Anonymous said...

I'll post a word for old school and vote for Lord Peter Wimsey and Harriet Vane. I never get tired of going back and dipping into the Lord Peter series. The supporting characters like Bunter, the Dowager Duchess and the Honorable Freddie are outstanding. A bit dated, perhaps, but still charming to read.

Helen Ginger said...

I read probably 90% mysteries (using that as a broad category to include cozies, suspense, thrillers, etc.). But the characters who really grabbed me were in The Pillars of the Earth by Ken Follett. I wanted to find out what happened to them and felt pain when bad things happened. And, even though I knew they could not be in the sequel, World Without End, I missed them.

Maryannwrites said...

One of my favorite characters is Francie Nolan from A Tree Grows in Brooklyn. I first read this book as a young girl -- okay I dated myself :-) but I recently borrowed a copy from my daughter to read the book again. Francie has characteristics that endear her to readers almost immediately, and she has that complicated backstory that you said you like, Roberta.

Lucy Burdette aka Roberta Isleib said...

Thanks again to the working stiffs for inviting me to visit--and for all your comments about favorite characters!

Dani said...

I love the new cozy mystery trend toward just a little bit of romance. Nothing hardcore... I'm trying to read Nora Roberts, but eek... a bit much for me. ;) If I don't find out if there's a relationship with Rebecca and Meigs before long... don't keep us waiting, please!
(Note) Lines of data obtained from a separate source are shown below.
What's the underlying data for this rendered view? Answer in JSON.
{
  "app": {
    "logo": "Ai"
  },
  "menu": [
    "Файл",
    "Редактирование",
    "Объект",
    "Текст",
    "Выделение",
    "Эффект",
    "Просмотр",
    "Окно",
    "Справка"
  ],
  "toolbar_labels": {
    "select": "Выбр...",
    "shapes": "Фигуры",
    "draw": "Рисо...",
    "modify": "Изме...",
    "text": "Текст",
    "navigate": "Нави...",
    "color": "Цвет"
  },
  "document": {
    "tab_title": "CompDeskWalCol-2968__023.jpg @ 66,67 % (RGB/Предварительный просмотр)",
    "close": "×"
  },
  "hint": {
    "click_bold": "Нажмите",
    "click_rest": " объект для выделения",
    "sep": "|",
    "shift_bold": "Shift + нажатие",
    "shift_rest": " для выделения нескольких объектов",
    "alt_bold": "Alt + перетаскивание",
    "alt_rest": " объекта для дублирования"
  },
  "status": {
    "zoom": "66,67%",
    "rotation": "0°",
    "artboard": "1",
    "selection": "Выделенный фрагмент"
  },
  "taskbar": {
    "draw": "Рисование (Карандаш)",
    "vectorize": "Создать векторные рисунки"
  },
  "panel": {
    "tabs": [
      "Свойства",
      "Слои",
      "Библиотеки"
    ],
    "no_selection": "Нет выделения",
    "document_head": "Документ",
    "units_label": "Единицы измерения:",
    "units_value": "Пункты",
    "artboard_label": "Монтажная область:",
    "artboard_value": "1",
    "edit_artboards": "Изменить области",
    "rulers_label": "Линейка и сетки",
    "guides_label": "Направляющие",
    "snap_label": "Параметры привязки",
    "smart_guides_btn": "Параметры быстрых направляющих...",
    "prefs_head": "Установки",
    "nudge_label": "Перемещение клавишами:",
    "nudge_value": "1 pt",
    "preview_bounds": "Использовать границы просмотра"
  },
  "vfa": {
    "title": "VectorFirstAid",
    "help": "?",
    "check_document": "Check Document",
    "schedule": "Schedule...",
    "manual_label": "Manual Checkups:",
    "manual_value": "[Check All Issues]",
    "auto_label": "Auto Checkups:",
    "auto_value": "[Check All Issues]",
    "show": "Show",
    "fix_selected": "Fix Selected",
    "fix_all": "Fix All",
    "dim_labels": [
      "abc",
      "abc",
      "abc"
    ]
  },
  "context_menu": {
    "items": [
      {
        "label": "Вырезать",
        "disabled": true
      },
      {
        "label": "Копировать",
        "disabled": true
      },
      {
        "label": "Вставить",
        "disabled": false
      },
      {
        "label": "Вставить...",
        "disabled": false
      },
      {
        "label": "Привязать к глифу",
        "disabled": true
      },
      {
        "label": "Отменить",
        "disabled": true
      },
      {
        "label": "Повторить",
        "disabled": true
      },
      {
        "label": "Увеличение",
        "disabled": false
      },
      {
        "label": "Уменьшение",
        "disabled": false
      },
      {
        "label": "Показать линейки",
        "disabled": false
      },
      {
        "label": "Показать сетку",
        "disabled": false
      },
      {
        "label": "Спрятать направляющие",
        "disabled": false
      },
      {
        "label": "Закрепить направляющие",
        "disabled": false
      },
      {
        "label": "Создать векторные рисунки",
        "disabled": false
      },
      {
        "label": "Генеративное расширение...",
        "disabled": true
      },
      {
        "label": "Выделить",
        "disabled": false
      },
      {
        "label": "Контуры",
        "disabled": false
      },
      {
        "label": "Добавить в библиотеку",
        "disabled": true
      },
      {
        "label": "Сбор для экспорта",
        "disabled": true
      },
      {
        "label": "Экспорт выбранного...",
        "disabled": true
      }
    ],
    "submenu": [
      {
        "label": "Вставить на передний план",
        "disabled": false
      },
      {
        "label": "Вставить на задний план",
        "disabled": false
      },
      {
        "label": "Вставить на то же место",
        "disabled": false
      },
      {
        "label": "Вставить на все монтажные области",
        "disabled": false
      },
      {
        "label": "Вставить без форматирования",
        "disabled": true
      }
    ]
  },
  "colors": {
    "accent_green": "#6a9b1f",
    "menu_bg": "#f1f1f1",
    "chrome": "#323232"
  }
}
When's the next book coming out? Serious fans need to know!

Stop by for Roberta's blog book tour how-tos tomorrow at